Background: Supportive respiratory care and airway management are very important in treating COVID-19 patients with respiratory failure. There are two techniques for supporting patients with respiratory failure.
Objectives: The current study aims to evaluate the efficacy and quality of patient care with early tracheostomy in intensive care unit (ICU) and compare mortality, hospital stay, and outcome between intubation and early tracheostomy.
Methods: This study is conducted on total patients with confirmed COVID-19 in the ICU centers of a tertiary hospital. At the beginning of the study, all patients were intubated and connected to a mechanical ventilator. Within three days, the intensivists randomly performed bedside percutaneous dilational tracheostomy (PDT) for half of the patients. Early tracheostomy was defined as conducting tracheostomy within three days from intubation.
Results: The total number of 36 patients was included in the study and categorized into two groups, including 18 patients in the early tracheostomy and 18 in orotracheal intubation. Half of the patients (50%) in the tracheostomy group were recovered from COVID-19 respiratory failure and discharged from ICU and hospital. All patients in the intubation group were expired. The length of staying alive in ICU in patients with an early tracheostomy was 26.47 ± 3.79 compared with 7.58 ± 2.36 days in intubated patients.
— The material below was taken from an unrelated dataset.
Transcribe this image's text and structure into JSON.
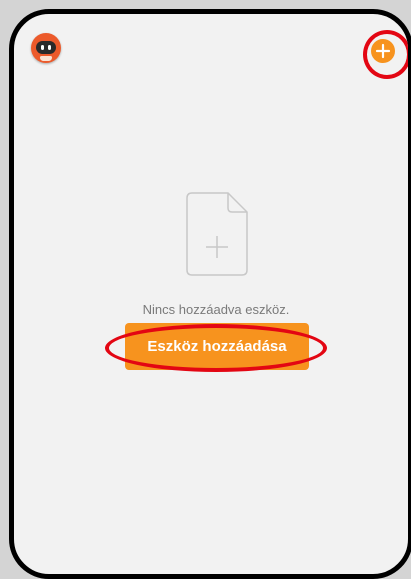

Conclusion: The early tracheostomy compared with orotracheal intubation in respiratory failure patients with COVID-19 can significantly decrease mortality. However, airway management with an early tracheostomy increases the hospitalization stay and can increase recovery. So, conducting the early tracheostomy is recommended in this study.